/* Written 4:07 PM Aug 17, 1996 by igc:newsdesk in ax:ips.english */
/* ---------- "LATIN AMERICA: Native Peoples Wary" ---------- */
Copyright 1996 InterPress Service, all rights reserved. Worldwide distribution via the APC networks.

*** 14-Aug-96 ***

Native Peoples Wary of Paternalism

By Mario Gonzalez

QUITO, Aug 14 (IPS) - More than 100 representatives of Latin American indigenous groups, meeting this week in this Ecuadorean capital, underlined their desire to play a greater political role.

The first continental gathering of Native leaders also denounced paternalism and demagoguery. Their most famous spokersperson, the Guatemalan Nobel Peace Prize winner Rigoberta Menchu, declared the gathering as ''the first step to bringing a different message, one without the old complaints and that proposes concrete solutions.''
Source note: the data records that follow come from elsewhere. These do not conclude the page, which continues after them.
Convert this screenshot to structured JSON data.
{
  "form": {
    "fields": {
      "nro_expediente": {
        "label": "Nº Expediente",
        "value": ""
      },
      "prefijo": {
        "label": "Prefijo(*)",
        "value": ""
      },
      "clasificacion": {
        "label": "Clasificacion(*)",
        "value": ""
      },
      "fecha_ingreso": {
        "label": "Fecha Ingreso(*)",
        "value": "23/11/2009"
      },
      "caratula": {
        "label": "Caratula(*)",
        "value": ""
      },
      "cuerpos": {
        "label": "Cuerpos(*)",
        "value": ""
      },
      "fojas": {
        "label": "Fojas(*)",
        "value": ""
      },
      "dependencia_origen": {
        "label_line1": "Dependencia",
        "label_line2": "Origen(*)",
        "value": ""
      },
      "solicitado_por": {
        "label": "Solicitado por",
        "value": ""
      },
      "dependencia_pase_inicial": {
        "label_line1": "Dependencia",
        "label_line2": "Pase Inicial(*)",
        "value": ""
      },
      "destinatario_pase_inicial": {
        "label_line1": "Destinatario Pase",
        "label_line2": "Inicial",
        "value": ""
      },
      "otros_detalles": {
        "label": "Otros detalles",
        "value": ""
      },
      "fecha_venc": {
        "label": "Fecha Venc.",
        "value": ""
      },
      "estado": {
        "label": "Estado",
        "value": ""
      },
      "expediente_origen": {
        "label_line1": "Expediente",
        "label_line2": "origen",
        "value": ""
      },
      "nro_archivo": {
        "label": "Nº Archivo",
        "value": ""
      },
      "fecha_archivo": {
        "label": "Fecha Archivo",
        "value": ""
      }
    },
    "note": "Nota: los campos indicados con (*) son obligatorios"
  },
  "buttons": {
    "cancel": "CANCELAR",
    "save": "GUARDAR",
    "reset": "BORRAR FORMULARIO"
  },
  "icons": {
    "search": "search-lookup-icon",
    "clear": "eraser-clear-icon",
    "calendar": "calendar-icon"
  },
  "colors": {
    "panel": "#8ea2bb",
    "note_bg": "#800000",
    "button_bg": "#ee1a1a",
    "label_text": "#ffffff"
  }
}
The meeting was held as part of the United Nations-sponsored International Day of Indigenous People which has been held on Aug. 4 every year since 1994.

Its conclusions were summarized in an Indigenous Declaration of El Yavirac, named after a small mountain in the southern part of Quito. Distributed here Monday, the declaration describes the need to ''construct our democratic project which does away with authoritarianism, corruption and racism''.
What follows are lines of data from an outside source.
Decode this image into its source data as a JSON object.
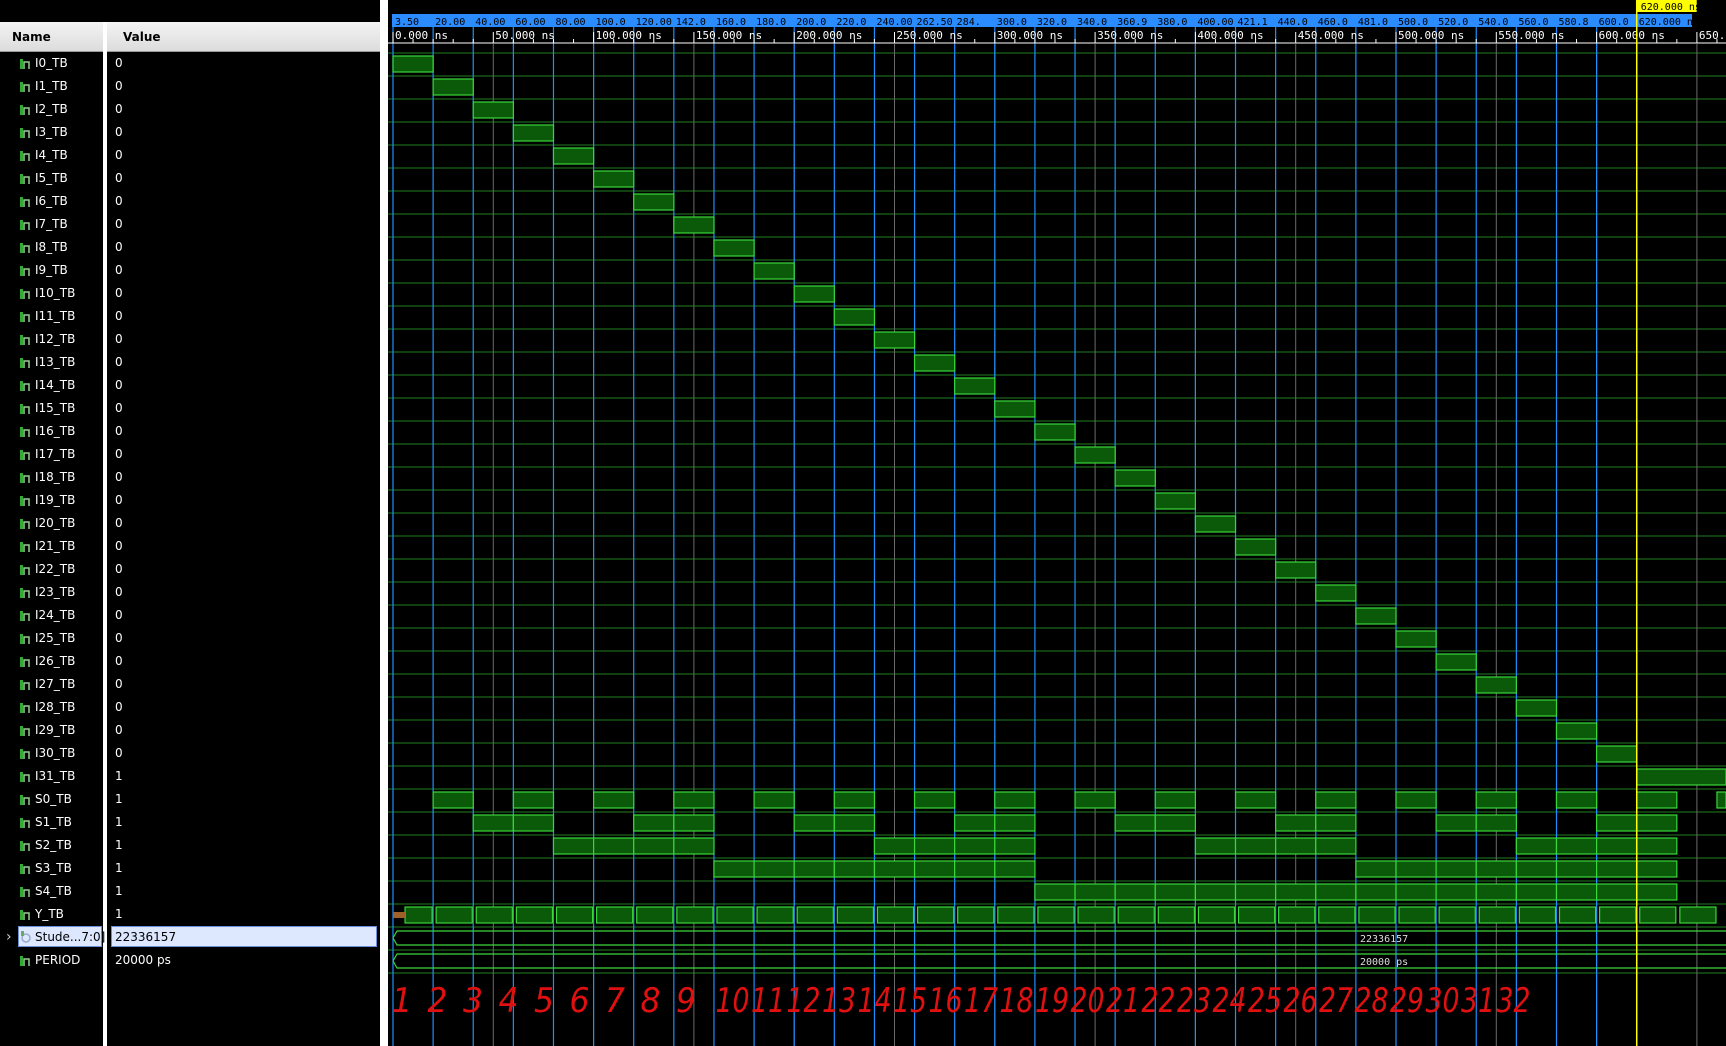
{
  "columns": {
    "name": "Name",
    "value": "Value"
  },
  "signals": [
    {
      "name": "I0_TB",
      "value": "0"
    },
    {
      "name": "I1_TB",
      "value": "0"
    },
    {
      "name": "I2_TB",
      "value": "0"
    },
    {
      "name": "I3_TB",
      "value": "0"
    },
    {
      "name": "I4_TB",
      "value": "0"
    },
    {
      "name": "I5_TB",
      "value": "0"
    },
    {
      "name": "I6_TB",
      "value": "0"
    },
    {
      "name": "I7_TB",
      "value": "0"
    },
    {
      "name": "I8_TB",
      "value": "0"
    },
    {
      "name": "I9_TB",
      "value": "0"
    },
    {
      "name": "I10_TB",
      "value": "0"
    },
    {
      "name": "I11_TB",
      "value": "0"
    },
    {
      "name": "I12_TB",
      "value": "0"
    },
    {
      "name": "I13_TB",
      "value": "0"
    },
    {
      "name": "I14_TB",
      "value": "0"
    },
    {
      "name": "I15_TB",
      "value": "0"
    },
    {
      "name": "I16_TB",
      "value": "0"
    },
    {
      "name": "I17_TB",
      "value": "0"
    },
    {
      "name": "I18_TB",
      "value": "0"
    },
    {
      "name": "I19_TB",
      "value": "0"
    },
    {
      "name": "I20_TB",
      "value": "0"
    },
    {
      "name": "I21_TB",
      "value": "0"
    },
    {
      "name": "I22_TB",
      "value": "0"
    },
    {
      "name": "I23_TB",
      "value": "0"
    },
    {
      "name": "I24_TB",
      "value": "0"
    },
    {
      "name": "I25_TB",
      "value": "0"
    },
    {
      "name": "I26_TB",
      "value": "0"
    },
    {
      "name": "I27_TB",
      "value": "0"
    },
    {
      "name": "I28_TB",
      "value": "0"
    },
    {
      "name": "I29_TB",
      "value": "0"
    },
    {
      "name": "I30_TB",
      "value": "0"
    },
    {
      "name": "I31_TB",
      "value": "1"
    },
    {
      "name": "S0_TB",
      "value": "1"
    },
    {
      "name": "S1_TB",
      "value": "1"
    },
    {
      "name": "S2_TB",
      "value": "1"
    },
    {
      "name": "S3_TB",
      "value": "1"
    },
    {
      "name": "S4_TB",
      "value": "1"
    },
    {
      "name": "Y_TB",
      "value": "1"
    },
    {
      "name": "Stude...7:0]",
      "value": "22336157",
      "bus": true
    },
    {
      "name": "PERIOD",
      "value": "20000 ps"
    }
  ],
  "cursor_time": "620.000 ns",
  "time_ticks": [
    "0.000 ns",
    "50.000 ns",
    "100.000 ns",
    "150.000 ns",
    "200.000 ns",
    "250.000 ns",
    "300.000 ns",
    "350.000 ns",
    "400.000 ns",
    "450.000 ns",
    "500.000 ns",
    "550.000 ns",
    "600.000 ns",
    "650.0"
  ],
  "markers": [
    "3.50",
    "20.00",
    "40.00",
    "60.00",
    "80.00",
    "100.0",
    "120.00",
    "142.0",
    "160.0",
    "180.0",
    "200.0",
    "220.0",
    "240.00",
    "262.50",
    "284.",
    "300.0",
    "320.0",
    "340.0",
    "360.9",
    "380.0",
    "400.00",
    "421.1",
    "440.0",
    "460.0",
    "481.0",
    "500.0",
    "520.0",
    "540.0",
    "560.0",
    "580.8",
    "600.0",
    "620.000 ns"
  ],
  "bus_wave_label": "22336157",
  "period_wave_label": "20000 ps",
  "annotations": [
    "1",
    "2",
    "3",
    "4",
    "5",
    "6",
    "7",
    "8",
    "9",
    "10",
    "11",
    "12",
    "13",
    "14",
    "15",
    "16",
    "17",
    "18",
    "19",
    "20",
    "21",
    "22",
    "23",
    "24",
    "25",
    "26",
    "27",
    "28",
    "29",
    "30",
    "31",
    "32"
  ],
  "colors": {
    "wave": "#3ad63a",
    "fill": "#0a5a0a",
    "marker": "#1e8fff",
    "cursor": "#ffff00",
    "annotation": "#e01010"
  }
}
Participants analyzed the role of different ethnic groups in democratic processes on a regional level, their experience in getting access to local authorities and relations between indigenous peoples and the State.

Menchu said paternalism can be found in every political action directed at indigenous people. She observed that the historic relationship between the State and indigenous peoples ''is a paternalistic relationship that is encouraged by both parties.''

To actively take part in politics was a significant step forward, Menchu said. ''We have elected the politicians and now we want our turn to be elected.''

''The participation of indigenous peoples in the democratic process is growing,'' said Luis Macas, deputy of the indigenous movement 'New Country Pachakutik,' and leader of the Confederation of Indigenous Peoples of Ecuador (CONAIE), a sponsor of the meeting.

''For the first time in our country, an indigenous coalition independently took part in general elections,'' held in May, said Macas. In the balloting, the coalition garnered eight seats in the chamber of deputies and 71 in municipal polls.

In Ecuador, according to CONAIE, 40 percent of the country's 11.5 million inhabitants belong to one of 10 ethnic groups. The Quechua leader said that meant indigenous people had opened a legitimate space in the political process.

''We have passed from silent struggle and an attitude of dependency to direct political action,'' said Macas, which indicates ''progress in democracy and in the way of thinking of our peoples.''

In a ceremony without precedent in Ecuador, the new deputies, advisers and council members elected by the Pachakutic movement, were inaugurated in Yavirac, in the presence of delegations from the regional gathering.

Their bodies were smeared with liquors and sacred herbs.

Shamans recited prayers seeking the blessing of the spirits for the newly elected deputies.

''We will follow the three laws of Atahualpa,'' said Miguel Lluco, a deputy from Pachakutik, referring to the teachings that the Inca leader from the pre-Hispanic days left to his people. ''We will not lie, we will not steal and we will not be lazy.''

For Jose Cabascango, president of CONAIE, ''our participation in politics will lead to new political models where respect for our rights will be the main objective.''

''We are entering parliament to learn, to get to know the game of democracy,'' said Clara Flores, an Aymara and Bolivian legislator. ''We have forced open the door and we have to dialogue and negotiate in order to advance our own projects.''

According to Cabascango, indigenous people must maintain a regional outlook since each country practices a different form of democracy, but ''we must assume that the struggle is for all.''

Nevertheless, there is still a long way to go, said Menchu. ''We must struggle for more openings in the democratic process as we also want to be ministers and presidents.'' (ENDS/IPS/MG/lv/96)

Origin: Amsterdam/LATIN AMERICA/

[c] 1996, InterPress Third World News Agency (IPS)
All rights reserved

May not be reproduced, reprinted or posted to any system or service outside of the APC networks, without specific permission from IPS. This limitation includes distribution via Usenet News, bulletin board systems, mailing lists, print media and broadcast. For information about cross- posting, send a message to ips-info@igc.apc.org. For information about print or broadcast reproduction please contact the IPS coordinator at ipsrom@gn.apc.org.

[Reposted with permission. Check out the IPS Web site at http://www.ips.org.]